*Task*
Character for character, give back every line below.

*** Opening Source data ***

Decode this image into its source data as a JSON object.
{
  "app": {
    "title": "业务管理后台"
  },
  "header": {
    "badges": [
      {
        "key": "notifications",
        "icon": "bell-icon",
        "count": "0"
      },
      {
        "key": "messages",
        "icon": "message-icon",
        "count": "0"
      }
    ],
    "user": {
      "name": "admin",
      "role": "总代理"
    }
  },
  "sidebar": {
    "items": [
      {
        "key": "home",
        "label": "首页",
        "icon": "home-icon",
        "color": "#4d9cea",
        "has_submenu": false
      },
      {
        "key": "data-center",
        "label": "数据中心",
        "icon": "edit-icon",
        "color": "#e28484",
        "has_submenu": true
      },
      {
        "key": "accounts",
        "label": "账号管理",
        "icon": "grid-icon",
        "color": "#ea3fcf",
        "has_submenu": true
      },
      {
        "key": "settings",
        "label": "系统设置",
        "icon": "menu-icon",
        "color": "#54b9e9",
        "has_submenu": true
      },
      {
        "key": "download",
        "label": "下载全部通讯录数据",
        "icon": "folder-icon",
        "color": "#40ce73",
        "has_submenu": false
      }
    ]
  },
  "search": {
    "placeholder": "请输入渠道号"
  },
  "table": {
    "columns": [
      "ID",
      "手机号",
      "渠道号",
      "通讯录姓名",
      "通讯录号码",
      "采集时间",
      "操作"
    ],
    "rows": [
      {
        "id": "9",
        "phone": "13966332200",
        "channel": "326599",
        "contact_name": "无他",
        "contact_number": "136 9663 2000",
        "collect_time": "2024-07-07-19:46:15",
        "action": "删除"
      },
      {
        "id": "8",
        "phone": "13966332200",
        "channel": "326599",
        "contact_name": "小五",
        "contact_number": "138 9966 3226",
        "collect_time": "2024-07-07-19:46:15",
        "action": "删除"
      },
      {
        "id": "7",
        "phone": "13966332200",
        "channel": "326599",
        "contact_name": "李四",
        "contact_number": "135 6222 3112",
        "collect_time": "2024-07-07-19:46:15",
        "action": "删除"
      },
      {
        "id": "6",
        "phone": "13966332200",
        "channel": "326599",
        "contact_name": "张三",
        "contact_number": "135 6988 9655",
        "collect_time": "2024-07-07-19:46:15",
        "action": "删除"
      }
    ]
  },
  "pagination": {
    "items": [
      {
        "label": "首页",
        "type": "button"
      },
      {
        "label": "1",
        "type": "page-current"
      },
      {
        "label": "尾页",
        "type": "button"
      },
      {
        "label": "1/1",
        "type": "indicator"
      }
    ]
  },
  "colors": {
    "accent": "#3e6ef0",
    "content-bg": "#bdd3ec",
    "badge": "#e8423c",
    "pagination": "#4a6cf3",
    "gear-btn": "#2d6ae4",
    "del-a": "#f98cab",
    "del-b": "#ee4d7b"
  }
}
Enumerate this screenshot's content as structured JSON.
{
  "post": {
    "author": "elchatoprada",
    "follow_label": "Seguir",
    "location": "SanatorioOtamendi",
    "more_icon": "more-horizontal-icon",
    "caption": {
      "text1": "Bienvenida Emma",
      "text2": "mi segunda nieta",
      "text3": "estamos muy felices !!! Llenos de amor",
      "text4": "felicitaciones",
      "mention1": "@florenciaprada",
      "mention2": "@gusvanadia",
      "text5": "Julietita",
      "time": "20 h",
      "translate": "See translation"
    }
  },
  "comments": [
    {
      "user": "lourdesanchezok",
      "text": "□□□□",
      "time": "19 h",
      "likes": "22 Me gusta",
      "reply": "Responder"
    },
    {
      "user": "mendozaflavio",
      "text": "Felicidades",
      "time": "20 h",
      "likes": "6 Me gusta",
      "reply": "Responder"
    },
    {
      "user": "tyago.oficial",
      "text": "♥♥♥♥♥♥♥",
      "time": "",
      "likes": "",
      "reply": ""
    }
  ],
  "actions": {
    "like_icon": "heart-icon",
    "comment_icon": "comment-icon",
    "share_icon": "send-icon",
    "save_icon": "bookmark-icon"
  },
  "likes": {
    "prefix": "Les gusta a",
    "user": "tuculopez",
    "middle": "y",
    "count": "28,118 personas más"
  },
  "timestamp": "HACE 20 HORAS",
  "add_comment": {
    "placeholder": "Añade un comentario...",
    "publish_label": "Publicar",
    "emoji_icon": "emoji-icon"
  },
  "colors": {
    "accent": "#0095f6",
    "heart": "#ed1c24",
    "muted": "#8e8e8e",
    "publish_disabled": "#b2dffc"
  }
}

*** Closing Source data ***

*Output below*
Decode this image into its source data as a JSON object.
{
  "app": {
    "title": "业务管理后台"
  },
  "header": {
    "badges": [
      {
        "key": "notifications",
        "icon": "bell-icon",
        "count": "0"
      },
      {
        "key": "messages",
        "icon": "message-icon",
        "count": "0"
      }
    ],
    "user": {
      "name": "admin",
      "role": "总代理"
    }
  },
  "sidebar": {
    "items": [
      {
        "key": "home",
        "label": "首页",
        "icon": "home-icon",
        "color": "#4d9cea",
        "has_submenu": false
      },
      {
        "key": "data-center",
        "label": "数据中心",
        "icon": "edit-icon",
        "color": "#e28484",
        "has_submenu": true
      },
      {
        "key": "accounts",
        "label": "账号管理",
        "icon": "grid-icon",
        "color": "#ea3fcf",
        "has_submenu": true
      },
      {
        "key": "settings",
        "label": "系统设置",
        "icon": "menu-icon",
        "color": "#54b9e9",
        "has_submenu": true
      },
      {
        "key": "download",
        "label": "下载全部通讯录数据",
        "icon": "folder-icon",
        "color": "#40ce73",
        "has_submenu": false
      }
    ]
  },
  "search": {
    "placeholder": "请输入渠道号"
  },
  "table": {
    "columns": [
      "ID",
      "手机号",
      "渠道号",
      "通讯录姓名",
      "通讯录号码",
      "采集时间",
      "操作"
    ],
    "rows": [
      {
        "id": "9",
        "phone": "13966332200",
        "channel": "326599",
        "contact_name": "无他",
        "contact_number": "136 9663 2000",
        "collect_time": "2024-07-07-19:46:15",
        "action": "删除"
      },
      {
        "id": "8",
        "phone": "13966332200",
        "channel": "326599",
        "contact_name": "小五",
        "contact_number": "138 9966 3226",
        "collect_time": "2024-07-07-19:46:15",
        "action": "删除"
      },
      {
        "id": "7",
        "phone": "13966332200",
        "channel": "326599",
        "contact_name": "李四",
        "contact_number": "135 6222 3112",
        "collect_time": "2024-07-07-19:46:15",
        "action": "删除"
      },
      {
        "id": "6",
        "phone": "13966332200",
        "channel": "326599",
        "contact_name": "张三",
        "contact_number": "135 6988 9655",
        "collect_time": "2024-07-07-19:46:15",
        "action": "删除"
      }
    ]
  },
  "pagination": {
    "items": [
      {
        "label": "首页",
        "type": "button"
      },
      {
        "label": "1",
        "type": "page-current"
      },
      {
        "label": "尾页",
        "type": "button"
      },
      {
        "label": "1/1",
        "type": "indicator"
      }
    ]
  },
  "colors": {
    "accent": "#3e6ef0",
    "content-bg": "#bdd3ec",
    "badge": "#e8423c",
    "pagination": "#4a6cf3",
    "gear-btn": "#2d6ae4",
    "del-a": "#f98cab",
    "del-b": "#ee4d7b"
  }
}
Enumerate this screenshot's content as structured JSON.
{
  "post": {
    "author": "elchatoprada",
    "follow_label": "Seguir",
    "location": "SanatorioOtamendi",
    "more_icon": "more-horizontal-icon",
    "caption": {
      "text1": "Bienvenida Emma",
      "text2": "mi segunda nieta",
      "text3": "estamos muy felices !!! Llenos de amor",
      "text4": "felicitaciones",
      "mention1": "@florenciaprada",
      "mention2": "@gusvanadia",
      "text5": "Julietita",
      "time": "20 h",
      "translate": "See translation"
    }
  },
  "comments": [
    {
      "user": "lourdesanchezok",
      "text": "□□□□",
      "time": "19 h",
      "likes": "22 Me gusta",
      "reply": "Responder"
    },
    {
      "user": "mendozaflavio",
      "text": "Felicidades",
      "time": "20 h",
      "likes": "6 Me gusta",
      "reply": "Responder"
    },
    {
      "user": "tyago.oficial",
      "text": "♥♥♥♥♥♥♥",
      "time": "",
      "likes": "",
      "reply": ""
    }
  ],
  "actions": {
    "like_icon": "heart-icon",
    "comment_icon": "comment-icon",
    "share_icon": "send-icon",
    "save_icon": "bookmark-icon"
  },
  "likes": {
    "prefix": "Les gusta a",
    "user": "tuculopez",
    "middle": "y",
    "count": "28,118 personas más"
  },
  "timestamp": "HACE 20 HORAS",
  "add_comment": {
    "placeholder": "Añade un comentario...",
    "publish_label": "Publicar",
    "emoji_icon": "emoji-icon"
  },
  "colors": {
    "accent": "#0095f6",
    "heart": "#ed1c24",
    "muted": "#8e8e8e",
    "publish_disabled": "#b2dffc"
  }
}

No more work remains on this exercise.